Check every line below, and copy those that include "this".

SOURCE DATA Block Start

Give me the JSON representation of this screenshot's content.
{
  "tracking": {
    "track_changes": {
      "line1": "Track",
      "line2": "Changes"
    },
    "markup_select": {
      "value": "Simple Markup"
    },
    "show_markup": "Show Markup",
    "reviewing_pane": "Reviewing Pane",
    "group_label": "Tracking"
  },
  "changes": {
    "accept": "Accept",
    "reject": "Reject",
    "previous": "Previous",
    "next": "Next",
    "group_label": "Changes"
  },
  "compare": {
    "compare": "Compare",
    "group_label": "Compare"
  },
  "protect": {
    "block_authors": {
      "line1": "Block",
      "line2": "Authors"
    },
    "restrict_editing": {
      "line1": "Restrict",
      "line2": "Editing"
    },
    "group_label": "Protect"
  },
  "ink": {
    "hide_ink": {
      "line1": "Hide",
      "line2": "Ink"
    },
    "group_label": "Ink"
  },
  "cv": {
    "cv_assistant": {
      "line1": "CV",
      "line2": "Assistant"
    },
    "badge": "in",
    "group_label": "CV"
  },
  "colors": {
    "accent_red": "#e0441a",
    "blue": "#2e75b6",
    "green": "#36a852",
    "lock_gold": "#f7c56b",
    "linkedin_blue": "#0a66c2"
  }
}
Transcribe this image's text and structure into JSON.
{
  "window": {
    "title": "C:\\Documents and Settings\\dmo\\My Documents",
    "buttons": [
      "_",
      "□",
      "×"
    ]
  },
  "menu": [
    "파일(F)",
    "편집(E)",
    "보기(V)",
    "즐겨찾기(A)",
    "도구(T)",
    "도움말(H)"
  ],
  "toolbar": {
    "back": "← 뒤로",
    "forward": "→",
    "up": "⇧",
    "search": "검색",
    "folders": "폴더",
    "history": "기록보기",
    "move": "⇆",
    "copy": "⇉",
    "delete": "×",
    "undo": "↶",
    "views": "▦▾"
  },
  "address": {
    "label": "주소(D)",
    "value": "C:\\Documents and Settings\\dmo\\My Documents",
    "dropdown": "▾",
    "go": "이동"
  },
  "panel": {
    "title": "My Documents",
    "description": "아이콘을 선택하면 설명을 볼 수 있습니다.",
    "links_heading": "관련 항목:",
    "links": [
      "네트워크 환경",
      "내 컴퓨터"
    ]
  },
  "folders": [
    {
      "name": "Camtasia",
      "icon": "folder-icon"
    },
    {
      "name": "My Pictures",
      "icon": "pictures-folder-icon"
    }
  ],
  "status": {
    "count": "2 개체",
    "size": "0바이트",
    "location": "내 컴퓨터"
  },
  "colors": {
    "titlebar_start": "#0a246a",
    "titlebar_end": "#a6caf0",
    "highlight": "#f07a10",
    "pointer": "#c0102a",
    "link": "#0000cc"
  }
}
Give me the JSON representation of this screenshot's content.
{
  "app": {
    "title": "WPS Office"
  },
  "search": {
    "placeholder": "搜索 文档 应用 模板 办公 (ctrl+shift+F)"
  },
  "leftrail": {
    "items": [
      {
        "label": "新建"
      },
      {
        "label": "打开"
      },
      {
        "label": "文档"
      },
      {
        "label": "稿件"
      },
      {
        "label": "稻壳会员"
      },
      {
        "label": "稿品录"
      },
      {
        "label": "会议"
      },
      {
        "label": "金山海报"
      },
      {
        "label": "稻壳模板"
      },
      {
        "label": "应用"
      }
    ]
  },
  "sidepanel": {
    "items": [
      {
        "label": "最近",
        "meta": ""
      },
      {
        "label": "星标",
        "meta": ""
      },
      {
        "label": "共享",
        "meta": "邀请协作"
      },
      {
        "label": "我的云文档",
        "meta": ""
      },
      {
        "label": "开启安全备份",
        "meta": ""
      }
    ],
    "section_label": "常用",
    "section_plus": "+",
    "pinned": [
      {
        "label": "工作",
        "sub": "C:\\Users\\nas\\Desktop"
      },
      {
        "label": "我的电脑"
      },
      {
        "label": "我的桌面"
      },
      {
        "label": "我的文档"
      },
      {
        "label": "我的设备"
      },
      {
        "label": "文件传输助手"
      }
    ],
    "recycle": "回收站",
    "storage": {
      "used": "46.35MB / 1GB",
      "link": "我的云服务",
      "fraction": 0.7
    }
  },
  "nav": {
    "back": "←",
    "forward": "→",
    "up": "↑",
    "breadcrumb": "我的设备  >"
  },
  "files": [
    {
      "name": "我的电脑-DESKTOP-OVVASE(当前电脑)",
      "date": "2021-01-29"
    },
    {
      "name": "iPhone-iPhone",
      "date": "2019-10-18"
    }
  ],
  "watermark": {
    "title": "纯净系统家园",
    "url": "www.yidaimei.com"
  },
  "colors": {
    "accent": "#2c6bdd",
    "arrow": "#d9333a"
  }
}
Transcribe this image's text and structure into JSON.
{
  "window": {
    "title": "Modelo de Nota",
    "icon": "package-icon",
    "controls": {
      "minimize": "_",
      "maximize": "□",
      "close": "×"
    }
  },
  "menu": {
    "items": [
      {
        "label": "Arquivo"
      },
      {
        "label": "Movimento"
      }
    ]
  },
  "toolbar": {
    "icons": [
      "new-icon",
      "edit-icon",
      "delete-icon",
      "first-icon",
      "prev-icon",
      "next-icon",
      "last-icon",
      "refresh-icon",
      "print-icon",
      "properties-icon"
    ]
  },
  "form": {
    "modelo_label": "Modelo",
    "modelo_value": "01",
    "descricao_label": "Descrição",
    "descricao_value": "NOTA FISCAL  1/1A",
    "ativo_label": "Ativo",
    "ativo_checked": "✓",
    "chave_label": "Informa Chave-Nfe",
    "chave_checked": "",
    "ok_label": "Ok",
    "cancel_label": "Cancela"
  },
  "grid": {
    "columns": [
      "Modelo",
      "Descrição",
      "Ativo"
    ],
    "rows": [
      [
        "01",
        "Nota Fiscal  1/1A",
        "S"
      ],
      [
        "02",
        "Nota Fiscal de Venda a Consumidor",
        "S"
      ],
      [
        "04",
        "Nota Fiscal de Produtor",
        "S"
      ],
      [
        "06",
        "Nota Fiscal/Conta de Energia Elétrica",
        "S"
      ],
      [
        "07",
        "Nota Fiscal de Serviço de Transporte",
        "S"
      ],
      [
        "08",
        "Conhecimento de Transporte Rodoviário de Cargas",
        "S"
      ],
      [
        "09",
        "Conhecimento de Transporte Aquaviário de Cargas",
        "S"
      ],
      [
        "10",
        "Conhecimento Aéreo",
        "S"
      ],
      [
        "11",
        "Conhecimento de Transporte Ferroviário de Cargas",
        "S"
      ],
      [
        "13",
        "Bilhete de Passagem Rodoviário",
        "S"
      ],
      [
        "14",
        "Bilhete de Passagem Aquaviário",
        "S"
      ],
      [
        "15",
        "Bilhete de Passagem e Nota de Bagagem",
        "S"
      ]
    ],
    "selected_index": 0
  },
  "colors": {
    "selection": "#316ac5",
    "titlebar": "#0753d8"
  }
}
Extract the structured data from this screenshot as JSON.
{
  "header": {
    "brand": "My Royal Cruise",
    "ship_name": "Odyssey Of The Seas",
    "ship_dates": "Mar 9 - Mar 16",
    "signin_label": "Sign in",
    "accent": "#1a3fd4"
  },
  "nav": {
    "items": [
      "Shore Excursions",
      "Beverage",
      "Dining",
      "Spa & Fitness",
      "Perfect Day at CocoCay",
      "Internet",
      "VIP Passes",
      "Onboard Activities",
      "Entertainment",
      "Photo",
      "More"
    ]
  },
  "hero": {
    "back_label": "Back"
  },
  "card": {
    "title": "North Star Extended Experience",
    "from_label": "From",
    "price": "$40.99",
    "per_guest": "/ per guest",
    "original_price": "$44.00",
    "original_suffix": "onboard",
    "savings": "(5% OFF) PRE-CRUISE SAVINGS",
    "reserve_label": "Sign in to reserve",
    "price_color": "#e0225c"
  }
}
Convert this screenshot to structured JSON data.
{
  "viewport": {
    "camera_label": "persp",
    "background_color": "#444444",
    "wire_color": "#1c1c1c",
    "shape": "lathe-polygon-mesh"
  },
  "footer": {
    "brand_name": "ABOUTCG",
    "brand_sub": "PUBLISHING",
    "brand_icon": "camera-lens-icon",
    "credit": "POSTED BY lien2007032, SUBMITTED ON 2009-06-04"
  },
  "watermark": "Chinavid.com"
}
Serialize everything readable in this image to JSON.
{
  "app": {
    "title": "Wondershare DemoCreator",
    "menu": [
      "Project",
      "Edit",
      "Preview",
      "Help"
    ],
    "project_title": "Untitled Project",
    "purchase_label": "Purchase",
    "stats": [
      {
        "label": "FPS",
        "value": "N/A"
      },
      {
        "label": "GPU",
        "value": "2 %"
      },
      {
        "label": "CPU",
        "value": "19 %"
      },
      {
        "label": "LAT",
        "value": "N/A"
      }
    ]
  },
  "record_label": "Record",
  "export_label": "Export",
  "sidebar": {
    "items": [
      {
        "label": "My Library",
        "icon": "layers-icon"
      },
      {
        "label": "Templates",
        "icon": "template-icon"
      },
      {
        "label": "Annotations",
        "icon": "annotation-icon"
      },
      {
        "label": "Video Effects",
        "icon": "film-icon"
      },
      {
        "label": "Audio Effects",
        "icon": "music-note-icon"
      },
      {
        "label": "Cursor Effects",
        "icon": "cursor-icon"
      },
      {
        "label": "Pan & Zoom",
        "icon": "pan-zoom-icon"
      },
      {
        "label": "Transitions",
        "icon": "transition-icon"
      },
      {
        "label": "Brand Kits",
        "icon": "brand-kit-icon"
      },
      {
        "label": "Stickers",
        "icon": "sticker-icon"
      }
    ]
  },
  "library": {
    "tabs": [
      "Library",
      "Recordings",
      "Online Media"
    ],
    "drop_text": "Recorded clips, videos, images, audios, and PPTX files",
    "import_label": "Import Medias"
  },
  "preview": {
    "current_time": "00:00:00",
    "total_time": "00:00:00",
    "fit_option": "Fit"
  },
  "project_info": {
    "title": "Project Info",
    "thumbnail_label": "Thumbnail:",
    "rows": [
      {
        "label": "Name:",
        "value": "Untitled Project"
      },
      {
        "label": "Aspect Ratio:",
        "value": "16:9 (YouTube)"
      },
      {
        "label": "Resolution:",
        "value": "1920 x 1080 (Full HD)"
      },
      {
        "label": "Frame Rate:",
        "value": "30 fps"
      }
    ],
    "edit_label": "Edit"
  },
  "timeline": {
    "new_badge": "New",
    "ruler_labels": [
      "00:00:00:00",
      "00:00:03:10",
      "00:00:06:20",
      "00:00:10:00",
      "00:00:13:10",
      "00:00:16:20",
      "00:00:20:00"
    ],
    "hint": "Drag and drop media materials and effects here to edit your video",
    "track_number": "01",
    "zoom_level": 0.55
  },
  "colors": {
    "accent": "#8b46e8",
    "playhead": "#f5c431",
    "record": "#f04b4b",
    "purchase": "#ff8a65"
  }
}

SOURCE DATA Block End

*SOLUTION BELOW*.
Give me the JSON representation of this screenshot's content.
Transcribe this image's text and structure into JSON.
Give me the JSON representation of this screenshot's content.
Transcribe this image's text and structure into JSON.
Extract the structured data from this screenshot as JSON.
Convert this screenshot to structured JSON data.
Serialize everything readable in this image to JSON.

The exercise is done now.